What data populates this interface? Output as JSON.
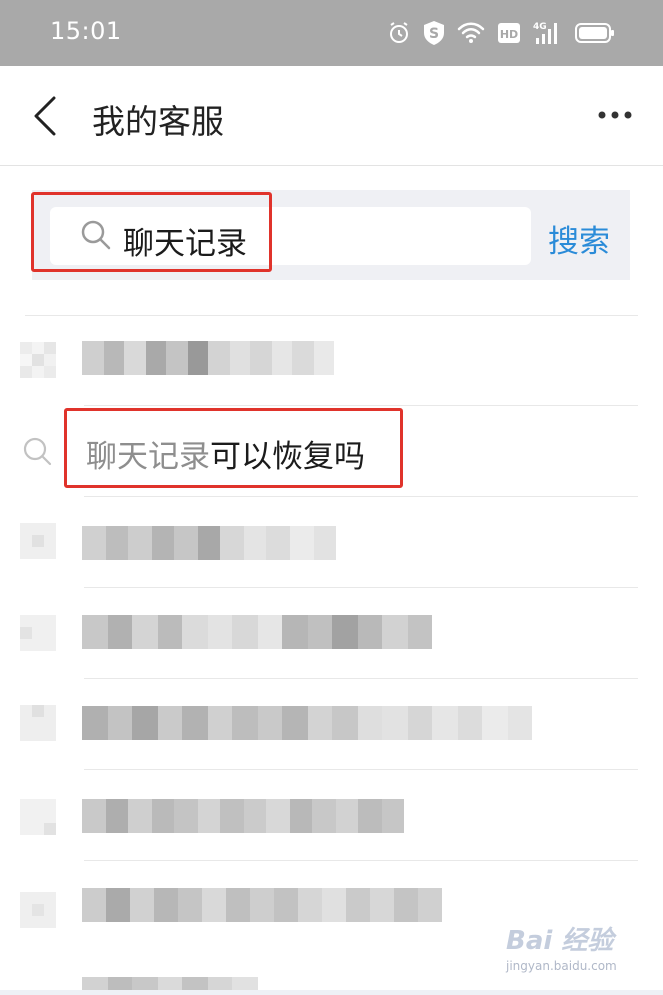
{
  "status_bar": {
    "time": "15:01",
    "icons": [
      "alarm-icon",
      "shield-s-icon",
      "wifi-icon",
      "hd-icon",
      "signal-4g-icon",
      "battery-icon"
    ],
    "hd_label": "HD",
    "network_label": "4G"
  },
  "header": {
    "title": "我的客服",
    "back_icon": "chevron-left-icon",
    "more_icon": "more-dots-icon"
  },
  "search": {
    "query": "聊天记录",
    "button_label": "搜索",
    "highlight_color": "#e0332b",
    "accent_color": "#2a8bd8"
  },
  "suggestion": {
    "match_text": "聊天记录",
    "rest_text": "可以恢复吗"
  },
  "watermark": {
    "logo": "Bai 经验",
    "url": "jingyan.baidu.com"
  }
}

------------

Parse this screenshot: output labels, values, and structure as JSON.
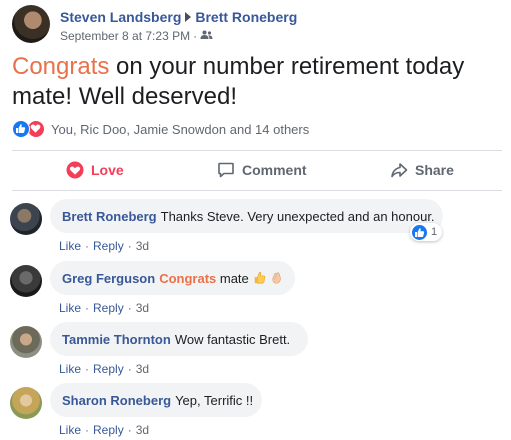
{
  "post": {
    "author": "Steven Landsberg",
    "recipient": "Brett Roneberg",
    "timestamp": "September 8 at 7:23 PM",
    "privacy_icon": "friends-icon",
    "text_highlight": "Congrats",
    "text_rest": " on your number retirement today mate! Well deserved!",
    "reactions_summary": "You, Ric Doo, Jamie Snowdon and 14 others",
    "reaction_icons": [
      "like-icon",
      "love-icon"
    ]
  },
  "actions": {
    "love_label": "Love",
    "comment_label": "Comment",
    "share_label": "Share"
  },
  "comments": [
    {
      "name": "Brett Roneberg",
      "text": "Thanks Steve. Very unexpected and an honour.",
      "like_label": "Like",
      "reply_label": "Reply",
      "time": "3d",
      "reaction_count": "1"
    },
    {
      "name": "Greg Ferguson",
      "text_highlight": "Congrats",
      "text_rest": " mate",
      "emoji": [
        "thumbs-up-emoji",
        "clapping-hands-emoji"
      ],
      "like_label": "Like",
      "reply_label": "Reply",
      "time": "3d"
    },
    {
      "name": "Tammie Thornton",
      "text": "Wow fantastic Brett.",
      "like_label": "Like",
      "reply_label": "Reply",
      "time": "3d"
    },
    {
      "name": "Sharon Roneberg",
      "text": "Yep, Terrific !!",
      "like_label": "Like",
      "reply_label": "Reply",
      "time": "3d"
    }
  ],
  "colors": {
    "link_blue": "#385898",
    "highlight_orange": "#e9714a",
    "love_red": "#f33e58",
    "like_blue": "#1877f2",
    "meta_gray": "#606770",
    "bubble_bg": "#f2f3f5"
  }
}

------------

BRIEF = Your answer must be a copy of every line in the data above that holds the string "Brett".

RESPONSE BELOW =
    "recipient": "Brett Roneberg",
      "name": "Brett Roneberg",
      "text": "Wow fantastic Brett.",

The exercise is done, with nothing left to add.